Like when he describes how he went about selecting the bands to play the bill: "I invited all my friends to play a show."
No, this wasn't a festival at all. It was Wanz Dover's bar mitzvah. He's finally a man.
Mazel tov. Except, you know, not really.
Offering a presentation of his friends' bands to a crowd of Wanz's friends and an audience of listeners already familiar with these sounds—what's the point? What does this offer Dallas in the long run (discounting the merits of being considered "cool" for a weekend by the Denton arbiters)?
Nothing. And that's a shame.
Because, were this not a one-off in Dallas (Dover held similar festivals in the '90s and early 2000s in Denton, Fort Worth and Austin), it would have some merit. It would allow the word-of-mouth praise for this event to expand beyond a crowd of maybe 30 newbies to this scene. It would allow the at-times interesting and educational experience of this festival to ripen a bit.
Then, maybe, over time and subsequent festivals, Melodica could have been a bigger and bigger draw. It could have helped ensure that the Dentonites who came this weekend return to Exposition Park. It could have helped these kind of electronic shows to continue to draw crowds in the future.

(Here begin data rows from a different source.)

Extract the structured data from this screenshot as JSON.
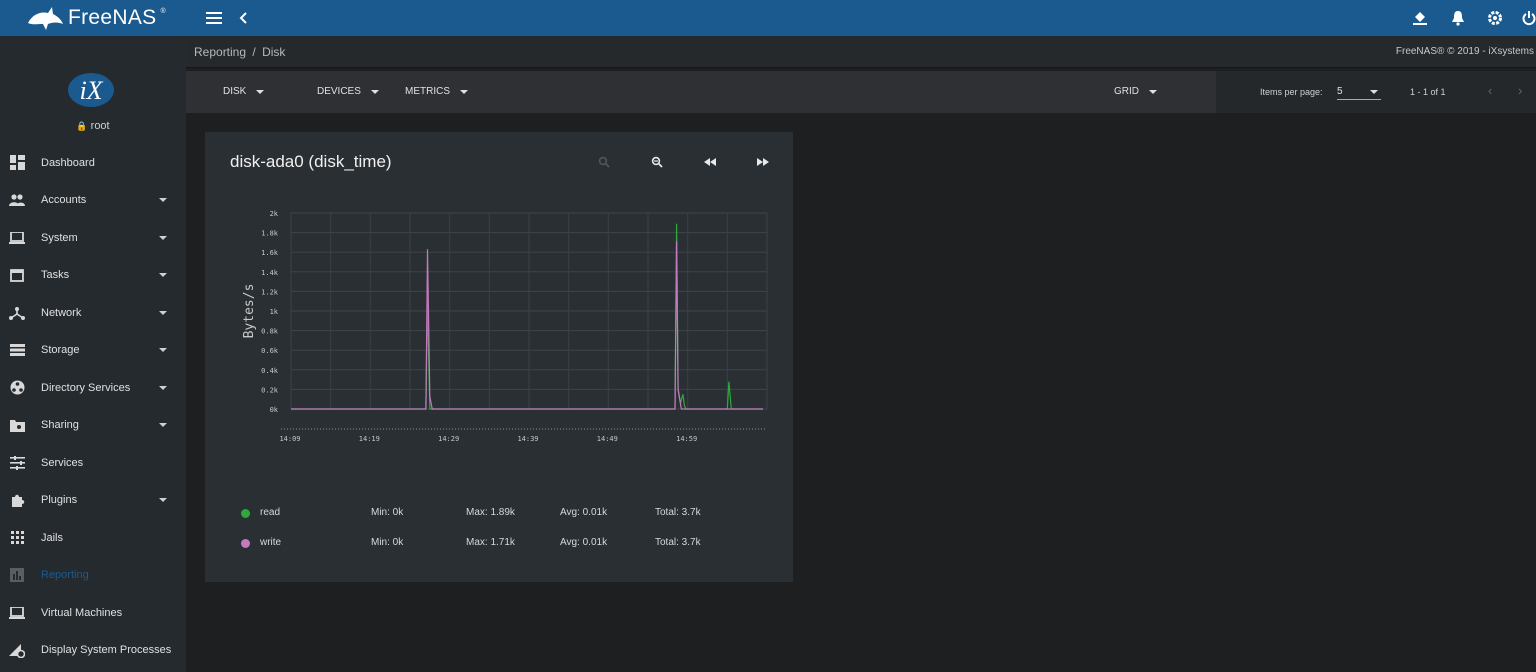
{
  "topbar": {
    "brand": "FreeNAS",
    "trademark": "®",
    "icons": [
      "menu-icon",
      "chevron-left-icon",
      "bucket-icon",
      "bell-icon",
      "gear-icon",
      "power-icon"
    ]
  },
  "sidebar": {
    "avatar_text": "iX",
    "user": "root",
    "items": [
      {
        "label": "Dashboard",
        "icon": "dashboard-icon",
        "expandable": false
      },
      {
        "label": "Accounts",
        "icon": "accounts-icon",
        "expandable": true
      },
      {
        "label": "System",
        "icon": "system-icon",
        "expandable": true
      },
      {
        "label": "Tasks",
        "icon": "tasks-icon",
        "expandable": true
      },
      {
        "label": "Network",
        "icon": "network-icon",
        "expandable": true
      },
      {
        "label": "Storage",
        "icon": "storage-icon",
        "expandable": true
      },
      {
        "label": "Directory Services",
        "icon": "directory-services-icon",
        "expandable": true
      },
      {
        "label": "Sharing",
        "icon": "sharing-icon",
        "expandable": true
      },
      {
        "label": "Services",
        "icon": "services-icon",
        "expandable": false
      },
      {
        "label": "Plugins",
        "icon": "plugins-icon",
        "expandable": true
      },
      {
        "label": "Jails",
        "icon": "jails-icon",
        "expandable": false
      },
      {
        "label": "Reporting",
        "icon": "reporting-icon",
        "expandable": false,
        "active": true
      },
      {
        "label": "Virtual Machines",
        "icon": "virtual-machines-icon",
        "expandable": false
      },
      {
        "label": "Display System Processes",
        "icon": "processes-icon",
        "expandable": false
      }
    ]
  },
  "breadcrumb": {
    "parent": "Reporting",
    "separator": "/",
    "current": "Disk"
  },
  "copyright": "FreeNAS® © 2019 - iXsystems",
  "toolbar": {
    "disk_label": "DISK",
    "devices_label": "DEVICES",
    "metrics_label": "METRICS",
    "grid_label": "GRID",
    "items_per_page_label": "Items per page:",
    "items_per_page_value": "5",
    "range_label": "1 - 1 of 1"
  },
  "card": {
    "title": "disk-ada0 (disk_time)",
    "buttons": [
      "zoom-in-icon",
      "zoom-out-icon",
      "rewind-icon",
      "fast-forward-icon"
    ]
  },
  "chart_data": {
    "type": "line",
    "ylabel": "Bytes/s",
    "xlabel": "",
    "ylim": [
      0,
      2000
    ],
    "y_ticks": [
      "0k",
      "0.2k",
      "0.4k",
      "0.6k",
      "0.8k",
      "1k",
      "1.2k",
      "1.4k",
      "1.6k",
      "1.8k",
      "2k"
    ],
    "x_ticks": [
      "14:09",
      "14:19",
      "14:29",
      "14:39",
      "14:49",
      "14:59"
    ],
    "x_range_minutes": [
      0,
      60
    ],
    "grid": true,
    "series": [
      {
        "name": "read",
        "color": "#2eaa3c",
        "x": [
          0,
          17.0,
          17.2,
          17.5,
          48.4,
          48.6,
          48.8,
          49.1,
          49.4,
          49.6,
          49.8,
          55.0,
          55.2,
          55.5,
          59.5
        ],
        "y": [
          0,
          0,
          1100,
          0,
          0,
          1890,
          200,
          60,
          150,
          30,
          0,
          0,
          280,
          0,
          0
        ],
        "min": "Min: 0k",
        "max": "Max: 1.89k",
        "avg": "Avg: 0.01k",
        "total": "Total: 3.7k"
      },
      {
        "name": "write",
        "color": "#c47ac0",
        "x": [
          0,
          17.0,
          17.2,
          17.5,
          17.8,
          48.4,
          48.6,
          48.8,
          49.2,
          59.5
        ],
        "y": [
          0,
          0,
          1630,
          130,
          0,
          0,
          1710,
          200,
          0,
          0
        ],
        "min": "Min: 0k",
        "max": "Max: 1.71k",
        "avg": "Avg: 0.01k",
        "total": "Total: 3.7k"
      }
    ]
  }
}
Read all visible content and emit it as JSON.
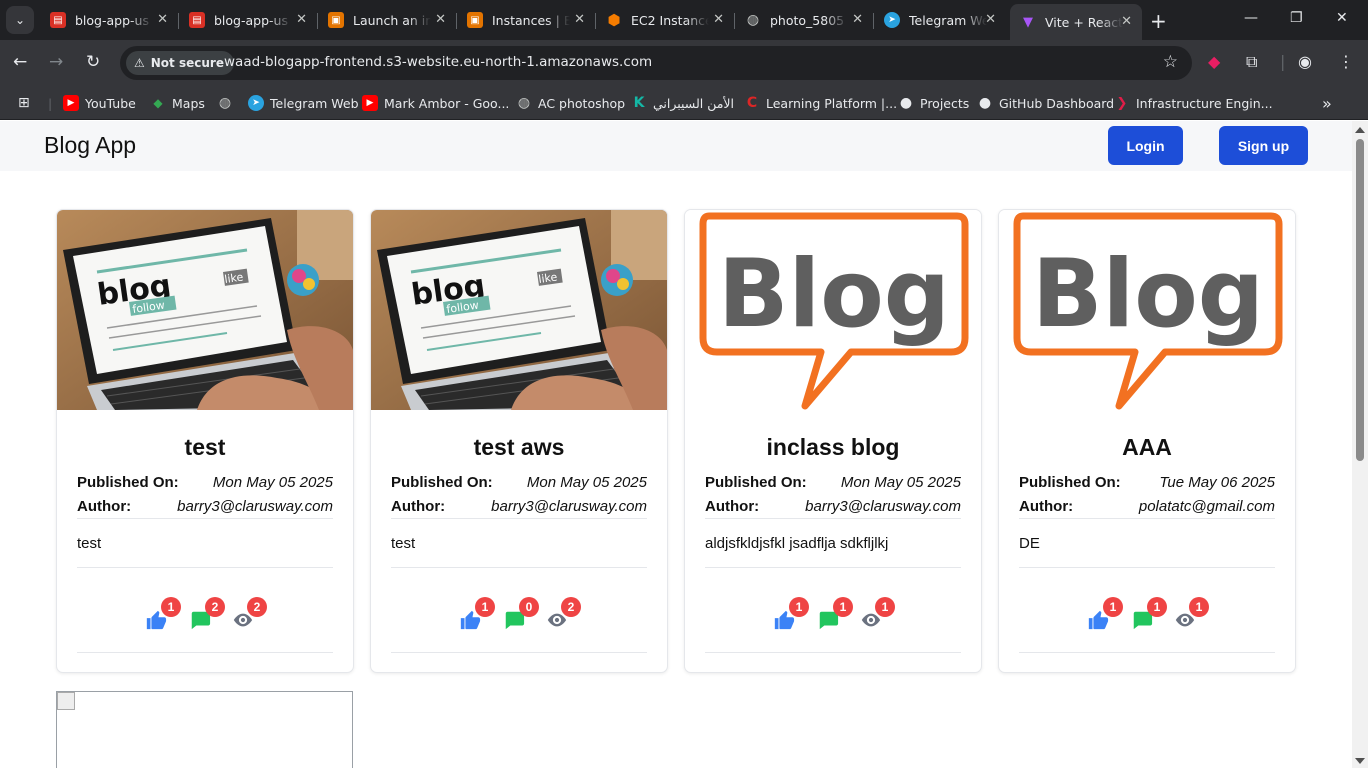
{
  "tabs": [
    {
      "title": "blog-app-us",
      "fav": "#d93025",
      "glyph": "▤"
    },
    {
      "title": "blog-app-us",
      "fav": "#d93025",
      "glyph": "▤"
    },
    {
      "title": "Launch an in",
      "fav": "#e37400",
      "glyph": "▣"
    },
    {
      "title": "Instances | E",
      "fav": "#e37400",
      "glyph": "▣"
    },
    {
      "title": "EC2 Instance",
      "fav": "#f57c00",
      "glyph": "⬢"
    },
    {
      "title": "photo_5805",
      "fav": "#5f6368",
      "glyph": "◍"
    },
    {
      "title": "Telegram We",
      "fav": "#2aa3e0",
      "glyph": "➤"
    },
    {
      "title": "Vite + React",
      "fav": "#a855f7",
      "glyph": "▼"
    }
  ],
  "address": {
    "security_label": "Not secure",
    "url": "waad-blogapp-frontend.s3-website.eu-north-1.amazonaws.com"
  },
  "bookmarks": [
    {
      "label": "YouTube",
      "color": "#ff0000",
      "glyph": "▶"
    },
    {
      "label": "Maps",
      "color": "#34a853",
      "glyph": "◆"
    },
    {
      "label": "",
      "color": "#5f6368",
      "glyph": "◍"
    },
    {
      "label": "Telegram Web",
      "color": "#2aa3e0",
      "glyph": "➤"
    },
    {
      "label": "Mark Ambor - Goo...",
      "color": "#ff0000",
      "glyph": "▶"
    },
    {
      "label": "AC photoshop",
      "color": "#5f6368",
      "glyph": "◍"
    },
    {
      "label": "الأمن السيبراني",
      "color": "#14b8a6",
      "glyph": "K"
    },
    {
      "label": "Learning Platform |...",
      "color": "#dc2626",
      "glyph": "C"
    },
    {
      "label": "Projects",
      "color": "#e8eaed",
      "glyph": "●"
    },
    {
      "label": "GitHub Dashboard",
      "color": "#e8eaed",
      "glyph": "●"
    },
    {
      "label": "Infrastructure Engin...",
      "color": "#e11d48",
      "glyph": "❯"
    }
  ],
  "app": {
    "brand": "Blog App",
    "login_label": "Login",
    "signup_label": "Sign up",
    "published_label": "Published On:",
    "author_label": "Author:"
  },
  "colors": {
    "primary": "#1d4ed8",
    "like": "#3b82f6",
    "comment": "#22c55e",
    "view": "#6b7280",
    "badge": "#ef4444"
  },
  "posts": [
    {
      "title": "test",
      "date": "Mon May 05 2025",
      "author": "barry3@clarusway.com",
      "content": "test",
      "image": "laptop",
      "likes": "1",
      "comments": "2",
      "views": "2"
    },
    {
      "title": "test aws",
      "date": "Mon May 05 2025",
      "author": "barry3@clarusway.com",
      "content": "test",
      "image": "laptop",
      "likes": "1",
      "comments": "0",
      "views": "2"
    },
    {
      "title": "inclass blog",
      "date": "Mon May 05 2025",
      "author": "barry3@clarusway.com",
      "content": "aldjsfkldjsfkl jsadflja sdkfljlkj",
      "image": "blog-logo",
      "likes": "1",
      "comments": "1",
      "views": "1"
    },
    {
      "title": "AAA",
      "date": "Tue May 06 2025",
      "author": "polatatc@gmail.com",
      "content": "DE",
      "image": "blog-logo",
      "likes": "1",
      "comments": "1",
      "views": "1"
    }
  ],
  "blog_logo_text": "Blog",
  "laptop_image_text": {
    "word": "blog",
    "follow": "follow",
    "like": "like"
  }
}
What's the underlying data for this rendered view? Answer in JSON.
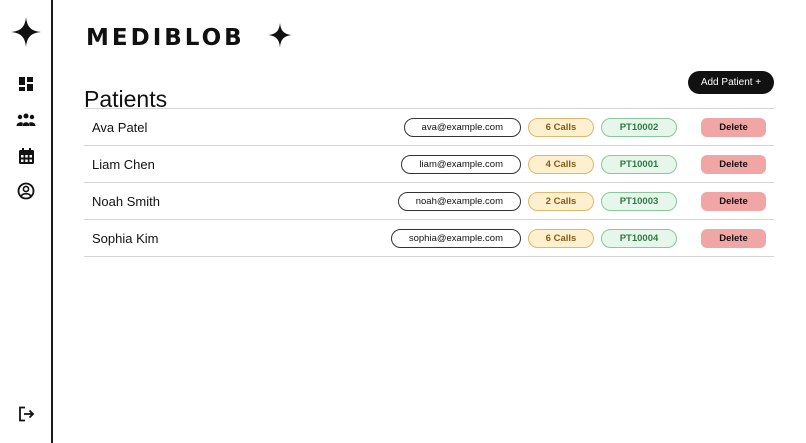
{
  "app": {
    "brand": "MEDIBLOB"
  },
  "page": {
    "title": "Patients",
    "add_button_label": "Add Patient +"
  },
  "sidebar": {
    "icons": [
      "star-logo-icon",
      "dashboard-icon",
      "patients-icon",
      "calendar-icon",
      "profile-icon",
      "logout-icon"
    ]
  },
  "patients": [
    {
      "name": "Ava Patel",
      "email": "ava@example.com",
      "calls": "6 Calls",
      "id": "PT10002",
      "action": "Delete"
    },
    {
      "name": "Liam Chen",
      "email": "liam@example.com",
      "calls": "4 Calls",
      "id": "PT10001",
      "action": "Delete"
    },
    {
      "name": "Noah Smith",
      "email": "noah@example.com",
      "calls": "2 Calls",
      "id": "PT10003",
      "action": "Delete"
    },
    {
      "name": "Sophia Kim",
      "email": "sophia@example.com",
      "calls": "6 Calls",
      "id": "PT10004",
      "action": "Delete"
    }
  ],
  "colors": {
    "calls_bg": "#fdf0cf",
    "calls_text": "#8a5a14",
    "id_bg": "#e6f6ea",
    "id_text": "#2f7a44",
    "delete_bg": "#f1a6a6"
  }
}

It could have excused the self-indulgence of this first go-round at Melodica in Dallas. It could have kept Melodica from being forgotten in eight months. It could have meant Dover actually accomplished something with all the effort he put into the thing.